» **Task**
Copy the following listing word for word.

» **Input material**
= Beginning of Section =
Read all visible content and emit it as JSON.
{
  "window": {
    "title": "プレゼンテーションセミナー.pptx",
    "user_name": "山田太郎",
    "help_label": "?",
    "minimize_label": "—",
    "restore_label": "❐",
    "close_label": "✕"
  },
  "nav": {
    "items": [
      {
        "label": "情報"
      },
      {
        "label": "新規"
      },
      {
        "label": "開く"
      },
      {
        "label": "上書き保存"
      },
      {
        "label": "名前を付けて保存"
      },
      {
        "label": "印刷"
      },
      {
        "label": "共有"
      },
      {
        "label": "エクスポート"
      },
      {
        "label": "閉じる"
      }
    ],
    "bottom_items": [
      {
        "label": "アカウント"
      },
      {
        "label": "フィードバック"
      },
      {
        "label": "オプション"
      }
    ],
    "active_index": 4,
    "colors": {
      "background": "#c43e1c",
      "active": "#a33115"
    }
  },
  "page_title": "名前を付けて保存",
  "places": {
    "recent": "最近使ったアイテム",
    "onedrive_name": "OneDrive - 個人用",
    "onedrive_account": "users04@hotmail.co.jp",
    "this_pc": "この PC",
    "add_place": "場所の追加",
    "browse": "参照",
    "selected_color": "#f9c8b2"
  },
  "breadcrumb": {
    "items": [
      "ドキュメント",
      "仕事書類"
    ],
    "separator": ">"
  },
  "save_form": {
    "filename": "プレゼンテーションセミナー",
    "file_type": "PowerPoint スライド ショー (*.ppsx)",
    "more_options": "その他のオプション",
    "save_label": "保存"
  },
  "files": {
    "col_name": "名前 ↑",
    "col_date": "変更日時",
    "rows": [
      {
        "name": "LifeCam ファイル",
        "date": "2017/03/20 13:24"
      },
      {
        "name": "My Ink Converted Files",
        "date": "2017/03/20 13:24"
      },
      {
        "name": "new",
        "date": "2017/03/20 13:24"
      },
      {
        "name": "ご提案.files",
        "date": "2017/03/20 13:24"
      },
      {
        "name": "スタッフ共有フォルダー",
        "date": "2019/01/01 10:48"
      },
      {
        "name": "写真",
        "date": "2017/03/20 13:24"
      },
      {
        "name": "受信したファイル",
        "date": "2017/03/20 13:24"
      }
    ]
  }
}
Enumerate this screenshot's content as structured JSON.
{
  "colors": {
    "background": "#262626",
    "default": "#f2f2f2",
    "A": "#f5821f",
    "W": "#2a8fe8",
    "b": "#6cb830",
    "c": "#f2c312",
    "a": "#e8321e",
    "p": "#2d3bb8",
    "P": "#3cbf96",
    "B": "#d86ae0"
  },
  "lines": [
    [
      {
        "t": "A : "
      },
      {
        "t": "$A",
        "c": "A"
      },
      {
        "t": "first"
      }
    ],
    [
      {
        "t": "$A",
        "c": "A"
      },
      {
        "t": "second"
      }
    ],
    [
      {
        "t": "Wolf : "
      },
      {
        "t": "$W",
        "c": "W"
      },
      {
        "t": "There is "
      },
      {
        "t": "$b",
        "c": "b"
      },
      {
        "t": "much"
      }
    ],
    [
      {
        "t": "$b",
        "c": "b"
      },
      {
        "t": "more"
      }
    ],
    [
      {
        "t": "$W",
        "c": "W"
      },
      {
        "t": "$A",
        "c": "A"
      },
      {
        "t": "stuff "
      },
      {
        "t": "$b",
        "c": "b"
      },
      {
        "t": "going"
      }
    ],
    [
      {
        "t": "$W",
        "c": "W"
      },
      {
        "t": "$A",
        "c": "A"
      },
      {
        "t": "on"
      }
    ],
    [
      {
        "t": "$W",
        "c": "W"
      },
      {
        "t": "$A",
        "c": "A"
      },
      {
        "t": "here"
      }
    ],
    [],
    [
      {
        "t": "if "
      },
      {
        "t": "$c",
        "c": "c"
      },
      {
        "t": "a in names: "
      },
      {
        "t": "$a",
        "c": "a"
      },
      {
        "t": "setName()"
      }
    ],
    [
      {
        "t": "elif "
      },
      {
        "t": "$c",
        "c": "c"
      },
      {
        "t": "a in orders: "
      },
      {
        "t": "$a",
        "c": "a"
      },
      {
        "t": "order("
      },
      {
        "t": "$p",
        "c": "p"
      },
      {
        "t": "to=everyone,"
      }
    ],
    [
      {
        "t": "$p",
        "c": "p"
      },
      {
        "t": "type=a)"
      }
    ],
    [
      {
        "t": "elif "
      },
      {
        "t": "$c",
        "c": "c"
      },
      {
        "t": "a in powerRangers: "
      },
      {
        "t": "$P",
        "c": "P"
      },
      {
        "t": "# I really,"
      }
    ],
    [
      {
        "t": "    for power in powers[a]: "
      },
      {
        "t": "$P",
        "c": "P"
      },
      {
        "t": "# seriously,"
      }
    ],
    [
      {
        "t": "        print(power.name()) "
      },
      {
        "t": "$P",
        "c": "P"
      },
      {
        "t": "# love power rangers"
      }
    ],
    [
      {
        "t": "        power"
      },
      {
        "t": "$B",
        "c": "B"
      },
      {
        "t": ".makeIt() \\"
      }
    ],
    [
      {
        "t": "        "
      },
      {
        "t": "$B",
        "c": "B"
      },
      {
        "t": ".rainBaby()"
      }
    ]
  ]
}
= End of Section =
» **Answer**
Read all visible content and emit it as JSON.
{
  "window": {
    "title": "プレゼンテーションセミナー.pptx",
    "user_name": "山田太郎",
    "help_label": "?",
    "minimize_label": "—",
    "restore_label": "❐",
    "close_label": "✕"
  },
  "nav": {
    "items": [
      {
        "label": "情報"
      },
      {
        "label": "新規"
      },
      {
        "label": "開く"
      },
      {
        "label": "上書き保存"
      },
      {
        "label": "名前を付けて保存"
      },
      {
        "label": "印刷"
      },
      {
        "label": "共有"
      },
      {
        "label": "エクスポート"
      },
      {
        "label": "閉じる"
      }
    ],
    "bottom_items": [
      {
        "label": "アカウント"
      },
      {
        "label": "フィードバック"
      },
      {
        "label": "オプション"
      }
    ],
    "active_index": 4,
    "colors": {
      "background": "#c43e1c",
      "active": "#a33115"
    }
  },
  "page_title": "名前を付けて保存",
  "places": {
    "recent": "最近使ったアイテム",
    "onedrive_name": "OneDrive - 個人用",
    "onedrive_account": "users04@hotmail.co.jp",
    "this_pc": "この PC",
    "add_place": "場所の追加",
    "browse": "参照",
    "selected_color": "#f9c8b2"
  },
  "breadcrumb": {
    "items": [
      "ドキュメント",
      "仕事書類"
    ],
    "separator": ">"
  },
  "save_form": {
    "filename": "プレゼンテーションセミナー",
    "file_type": "PowerPoint スライド ショー (*.ppsx)",
    "more_options": "その他のオプション",
    "save_label": "保存"
  },
  "files": {
    "col_name": "名前 ↑",
    "col_date": "変更日時",
    "rows": [
      {
        "name": "LifeCam ファイル",
        "date": "2017/03/20 13:24"
      },
      {
        "name": "My Ink Converted Files",
        "date": "2017/03/20 13:24"
      },
      {
        "name": "new",
        "date": "2017/03/20 13:24"
      },
      {
        "name": "ご提案.files",
        "date": "2017/03/20 13:24"
      },
      {
        "name": "スタッフ共有フォルダー",
        "date": "2019/01/01 10:48"
      },
      {
        "name": "写真",
        "date": "2017/03/20 13:24"
      },
      {
        "name": "受信したファイル",
        "date": "2017/03/20 13:24"
      }
    ]
  }
}
Enumerate this screenshot's content as structured JSON.
{
  "colors": {
    "background": "#262626",
    "default": "#f2f2f2",
    "A": "#f5821f",
    "W": "#2a8fe8",
    "b": "#6cb830",
    "c": "#f2c312",
    "a": "#e8321e",
    "p": "#2d3bb8",
    "P": "#3cbf96",
    "B": "#d86ae0"
  },
  "lines": [
    [
      {
        "t": "A : "
      },
      {
        "t": "$A",
        "c": "A"
      },
      {
        "t": "first"
      }
    ],
    [
      {
        "t": "$A",
        "c": "A"
      },
      {
        "t": "second"
      }
    ],
    [
      {
        "t": "Wolf : "
      },
      {
        "t": "$W",
        "c": "W"
      },
      {
        "t": "There is "
      },
      {
        "t": "$b",
        "c": "b"
      },
      {
        "t": "much"
      }
    ],
    [
      {
        "t": "$b",
        "c": "b"
      },
      {
        "t": "more"
      }
    ],
    [
      {
        "t": "$W",
        "c": "W"
      },
      {
        "t": "$A",
        "c": "A"
      },
      {
        "t": "stuff "
      },
      {
        "t": "$b",
        "c": "b"
      },
      {
        "t": "going"
      }
    ],
    [
      {
        "t": "$W",
        "c": "W"
      },
      {
        "t": "$A",
        "c": "A"
      },
      {
        "t": "on"
      }
    ],
    [
      {
        "t": "$W",
        "c": "W"
      },
      {
        "t": "$A",
        "c": "A"
      },
      {
        "t": "here"
      }
    ],
    [],
    [
      {
        "t": "if "
      },
      {
        "t": "$c",
        "c": "c"
      },
      {
        "t": "a in names: "
      },
      {
        "t": "$a",
        "c": "a"
      },
      {
        "t": "setName()"
      }
    ],
    [
      {
        "t": "elif "
      },
      {
        "t": "$c",
        "c": "c"
      },
      {
        "t": "a in orders: "
      },
      {
        "t": "$a",
        "c": "a"
      },
      {
        "t": "order("
      },
      {
        "t": "$p",
        "c": "p"
      },
      {
        "t": "to=everyone,"
      }
    ],
    [
      {
        "t": "$p",
        "c": "p"
      },
      {
        "t": "type=a)"
      }
    ],
    [
      {
        "t": "elif "
      },
      {
        "t": "$c",
        "c": "c"
      },
      {
        "t": "a in powerRangers: "
      },
      {
        "t": "$P",
        "c": "P"
      },
      {
        "t": "# I really,"
      }
    ],
    [
      {
        "t": "    for power in powers[a]: "
      },
      {
        "t": "$P",
        "c": "P"
      },
      {
        "t": "# seriously,"
      }
    ],
    [
      {
        "t": "        print(power.name()) "
      },
      {
        "t": "$P",
        "c": "P"
      },
      {
        "t": "# love power rangers"
      }
    ],
    [
      {
        "t": "        power"
      },
      {
        "t": "$B",
        "c": "B"
      },
      {
        "t": ".makeIt() \\"
      }
    ],
    [
      {
        "t": "        "
      },
      {
        "t": "$B",
        "c": "B"
      },
      {
        "t": ".rainBaby()"
      }
    ]
  ]
}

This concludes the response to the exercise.